The task => Below are records; repeat them all exactly.
== Data records
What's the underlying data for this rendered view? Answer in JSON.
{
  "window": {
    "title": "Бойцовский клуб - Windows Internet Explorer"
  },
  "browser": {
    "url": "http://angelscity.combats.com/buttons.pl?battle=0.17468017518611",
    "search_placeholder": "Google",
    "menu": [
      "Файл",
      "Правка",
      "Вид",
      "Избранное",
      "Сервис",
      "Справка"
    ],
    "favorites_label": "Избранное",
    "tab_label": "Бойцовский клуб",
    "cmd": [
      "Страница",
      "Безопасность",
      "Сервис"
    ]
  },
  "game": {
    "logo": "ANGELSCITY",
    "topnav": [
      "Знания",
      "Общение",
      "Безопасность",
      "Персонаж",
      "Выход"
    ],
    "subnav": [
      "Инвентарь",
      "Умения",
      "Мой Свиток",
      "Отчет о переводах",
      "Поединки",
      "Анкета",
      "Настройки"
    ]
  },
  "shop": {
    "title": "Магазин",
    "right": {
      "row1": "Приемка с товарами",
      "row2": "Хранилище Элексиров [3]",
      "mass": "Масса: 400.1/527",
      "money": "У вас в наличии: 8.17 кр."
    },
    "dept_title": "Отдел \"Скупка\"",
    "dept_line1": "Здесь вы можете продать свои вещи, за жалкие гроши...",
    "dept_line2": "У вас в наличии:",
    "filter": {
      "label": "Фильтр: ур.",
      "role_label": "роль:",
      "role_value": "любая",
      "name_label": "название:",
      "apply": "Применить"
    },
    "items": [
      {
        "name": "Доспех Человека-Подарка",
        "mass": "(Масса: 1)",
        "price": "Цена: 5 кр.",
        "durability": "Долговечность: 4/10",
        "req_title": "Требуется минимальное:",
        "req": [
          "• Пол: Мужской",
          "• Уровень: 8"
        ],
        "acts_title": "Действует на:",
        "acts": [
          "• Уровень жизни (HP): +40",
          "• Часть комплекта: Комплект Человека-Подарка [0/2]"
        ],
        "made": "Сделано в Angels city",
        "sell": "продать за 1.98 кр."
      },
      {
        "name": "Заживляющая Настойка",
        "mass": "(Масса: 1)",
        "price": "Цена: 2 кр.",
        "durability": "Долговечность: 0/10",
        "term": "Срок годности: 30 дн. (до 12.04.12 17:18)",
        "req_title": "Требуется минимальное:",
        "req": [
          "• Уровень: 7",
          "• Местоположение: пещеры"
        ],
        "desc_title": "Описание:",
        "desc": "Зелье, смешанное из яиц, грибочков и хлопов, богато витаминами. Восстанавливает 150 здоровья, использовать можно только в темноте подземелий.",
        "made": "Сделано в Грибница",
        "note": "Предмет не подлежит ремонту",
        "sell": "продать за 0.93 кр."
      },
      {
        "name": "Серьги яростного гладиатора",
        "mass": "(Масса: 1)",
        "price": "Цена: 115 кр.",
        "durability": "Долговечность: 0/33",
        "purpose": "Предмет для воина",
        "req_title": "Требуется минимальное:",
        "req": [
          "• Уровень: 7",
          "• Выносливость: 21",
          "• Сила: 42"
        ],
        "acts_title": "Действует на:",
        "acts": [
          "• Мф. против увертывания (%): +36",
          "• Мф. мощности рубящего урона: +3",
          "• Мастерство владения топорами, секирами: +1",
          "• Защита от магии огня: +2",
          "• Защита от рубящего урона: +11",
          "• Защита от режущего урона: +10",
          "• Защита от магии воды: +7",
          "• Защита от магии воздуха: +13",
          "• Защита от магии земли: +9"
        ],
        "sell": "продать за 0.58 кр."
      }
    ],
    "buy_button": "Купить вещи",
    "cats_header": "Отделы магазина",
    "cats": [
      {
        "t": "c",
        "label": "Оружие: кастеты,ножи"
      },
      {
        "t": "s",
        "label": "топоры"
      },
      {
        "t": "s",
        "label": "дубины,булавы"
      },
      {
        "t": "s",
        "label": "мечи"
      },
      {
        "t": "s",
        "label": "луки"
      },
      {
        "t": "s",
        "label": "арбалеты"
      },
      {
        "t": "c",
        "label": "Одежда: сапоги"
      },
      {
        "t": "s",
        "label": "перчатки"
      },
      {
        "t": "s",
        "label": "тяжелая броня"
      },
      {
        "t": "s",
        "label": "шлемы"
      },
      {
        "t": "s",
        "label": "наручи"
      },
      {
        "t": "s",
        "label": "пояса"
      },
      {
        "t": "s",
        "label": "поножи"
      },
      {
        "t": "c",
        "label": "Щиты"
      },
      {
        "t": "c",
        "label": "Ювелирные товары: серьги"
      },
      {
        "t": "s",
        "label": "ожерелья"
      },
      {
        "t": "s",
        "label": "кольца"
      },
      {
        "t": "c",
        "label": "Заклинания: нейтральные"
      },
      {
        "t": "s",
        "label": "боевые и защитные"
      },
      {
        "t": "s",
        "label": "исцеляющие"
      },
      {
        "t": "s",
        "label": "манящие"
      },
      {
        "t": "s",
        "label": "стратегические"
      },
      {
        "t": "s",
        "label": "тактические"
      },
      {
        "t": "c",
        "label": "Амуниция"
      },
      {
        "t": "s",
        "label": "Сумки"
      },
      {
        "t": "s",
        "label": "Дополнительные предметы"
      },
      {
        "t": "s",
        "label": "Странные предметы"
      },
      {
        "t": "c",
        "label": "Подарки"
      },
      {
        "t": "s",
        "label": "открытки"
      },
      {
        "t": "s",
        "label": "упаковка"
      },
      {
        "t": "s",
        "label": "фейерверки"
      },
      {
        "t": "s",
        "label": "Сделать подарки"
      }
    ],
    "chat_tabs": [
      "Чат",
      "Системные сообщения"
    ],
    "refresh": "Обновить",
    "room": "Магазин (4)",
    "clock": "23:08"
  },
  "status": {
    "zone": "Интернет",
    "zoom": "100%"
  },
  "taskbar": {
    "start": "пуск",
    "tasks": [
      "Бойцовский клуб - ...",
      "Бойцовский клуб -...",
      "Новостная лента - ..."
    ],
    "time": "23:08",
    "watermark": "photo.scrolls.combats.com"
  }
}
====
Expected output =>
What's the underlying data for this rendered view? Answer in JSON.
{
  "window": {
    "title": "Бойцовский клуб - Windows Internet Explorer"
  },
  "browser": {
    "url": "http://angelscity.combats.com/buttons.pl?battle=0.17468017518611",
    "search_placeholder": "Google",
    "menu": [
      "Файл",
      "Правка",
      "Вид",
      "Избранное",
      "Сервис",
      "Справка"
    ],
    "favorites_label": "Избранное",
    "tab_label": "Бойцовский клуб",
    "cmd": [
      "Страница",
      "Безопасность",
      "Сервис"
    ]
  },
  "game": {
    "logo": "ANGELSCITY",
    "topnav": [
      "Знания",
      "Общение",
      "Безопасность",
      "Персонаж",
      "Выход"
    ],
    "subnav": [
      "Инвентарь",
      "Умения",
      "Мой Свиток",
      "Отчет о переводах",
      "Поединки",
      "Анкета",
      "Настройки"
    ]
  },
  "shop": {
    "title": "Магазин",
    "right": {
      "row1": "Приемка с товарами",
      "row2": "Хранилище Элексиров [3]",
      "mass": "Масса: 400.1/527",
      "money": "У вас в наличии: 8.17 кр."
    },
    "dept_title": "Отдел \"Скупка\"",
    "dept_line1": "Здесь вы можете продать свои вещи, за жалкие гроши...",
    "dept_line2": "У вас в наличии:",
    "filter": {
      "label": "Фильтр: ур.",
      "role_label": "роль:",
      "role_value": "любая",
      "name_label": "название:",
      "apply": "Применить"
    },
    "items": [
      {
        "name": "Доспех Человека-Подарка",
        "mass": "(Масса: 1)",
        "price": "Цена: 5 кр.",
        "durability": "Долговечность: 4/10",
        "req_title": "Требуется минимальное:",
        "req": [
          "• Пол: Мужской",
          "• Уровень: 8"
        ],
        "acts_title": "Действует на:",
        "acts": [
          "• Уровень жизни (HP): +40",
          "• Часть комплекта: Комплект Человека-Подарка [0/2]"
        ],
        "made": "Сделано в Angels city",
        "sell": "продать за 1.98 кр."
      },
      {
        "name": "Заживляющая Настойка",
        "mass": "(Масса: 1)",
        "price": "Цена: 2 кр.",
        "durability": "Долговечность: 0/10",
        "term": "Срок годности: 30 дн. (до 12.04.12 17:18)",
        "req_title": "Требуется минимальное:",
        "req": [
          "• Уровень: 7",
          "• Местоположение: пещеры"
        ],
        "desc_title": "Описание:",
        "desc": "Зелье, смешанное из яиц, грибочков и хлопов, богато витаминами. Восстанавливает 150 здоровья, использовать можно только в темноте подземелий.",
        "made": "Сделано в Грибница",
        "note": "Предмет не подлежит ремонту",
        "sell": "продать за 0.93 кр."
      },
      {
        "name": "Серьги яростного гладиатора",
        "mass": "(Масса: 1)",
        "price": "Цена: 115 кр.",
        "durability": "Долговечность: 0/33",
        "purpose": "Предмет для воина",
        "req_title": "Требуется минимальное:",
        "req": [
          "• Уровень: 7",
          "• Выносливость: 21",
          "• Сила: 42"
        ],
        "acts_title": "Действует на:",
        "acts": [
          "• Мф. против увертывания (%): +36",
          "• Мф. мощности рубящего урона: +3",
          "• Мастерство владения топорами, секирами: +1",
          "• Защита от магии огня: +2",
          "• Защита от рубящего урона: +11",
          "• Защита от режущего урона: +10",
          "• Защита от магии воды: +7",
          "• Защита от магии воздуха: +13",
          "• Защита от магии земли: +9"
        ],
        "sell": "продать за 0.58 кр."
      }
    ],
    "buy_button": "Купить вещи",
    "cats_header": "Отделы магазина",
    "cats": [
      {
        "t": "c",
        "label": "Оружие: кастеты,ножи"
      },
      {
        "t": "s",
        "label": "топоры"
      },
      {
        "t": "s",
        "label": "дубины,булавы"
      },
      {
        "t": "s",
        "label": "мечи"
      },
      {
        "t": "s",
        "label": "луки"
      },
      {
        "t": "s",
        "label": "арбалеты"
      },
      {
        "t": "c",
        "label": "Одежда: сапоги"
      },
      {
        "t": "s",
        "label": "перчатки"
      },
      {
        "t": "s",
        "label": "тяжелая броня"
      },
      {
        "t": "s",
        "label": "шлемы"
      },
      {
        "t": "s",
        "label": "наручи"
      },
      {
        "t": "s",
        "label": "пояса"
      },
      {
        "t": "s",
        "label": "поножи"
      },
      {
        "t": "c",
        "label": "Щиты"
      },
      {
        "t": "c",
        "label": "Ювелирные товары: серьги"
      },
      {
        "t": "s",
        "label": "ожерелья"
      },
      {
        "t": "s",
        "label": "кольца"
      },
      {
        "t": "c",
        "label": "Заклинания: нейтральные"
      },
      {
        "t": "s",
        "label": "боевые и защитные"
      },
      {
        "t": "s",
        "label": "исцеляющие"
      },
      {
        "t": "s",
        "label": "манящие"
      },
      {
        "t": "s",
        "label": "стратегические"
      },
      {
        "t": "s",
        "label": "тактические"
      },
      {
        "t": "c",
        "label": "Амуниция"
      },
      {
        "t": "s",
        "label": "Сумки"
      },
      {
        "t": "s",
        "label": "Дополнительные предметы"
      },
      {
        "t": "s",
        "label": "Странные предметы"
      },
      {
        "t": "c",
        "label": "Подарки"
      },
      {
        "t": "s",
        "label": "открытки"
      },
      {
        "t": "s",
        "label": "упаковка"
      },
      {
        "t": "s",
        "label": "фейерверки"
      },
      {
        "t": "s",
        "label": "Сделать подарки"
      }
    ],
    "chat_tabs": [
      "Чат",
      "Системные сообщения"
    ],
    "refresh": "Обновить",
    "room": "Магазин (4)",
    "clock": "23:08"
  },
  "status": {
    "zone": "Интернет",
    "zoom": "100%"
  },
  "taskbar": {
    "start": "пуск",
    "tasks": [
      "Бойцовский клуб - ...",
      "Бойцовский клуб -...",
      "Новостная лента - ..."
    ],
    "time": "23:08",
    "watermark": "photo.scrolls.combats.com"
  }
}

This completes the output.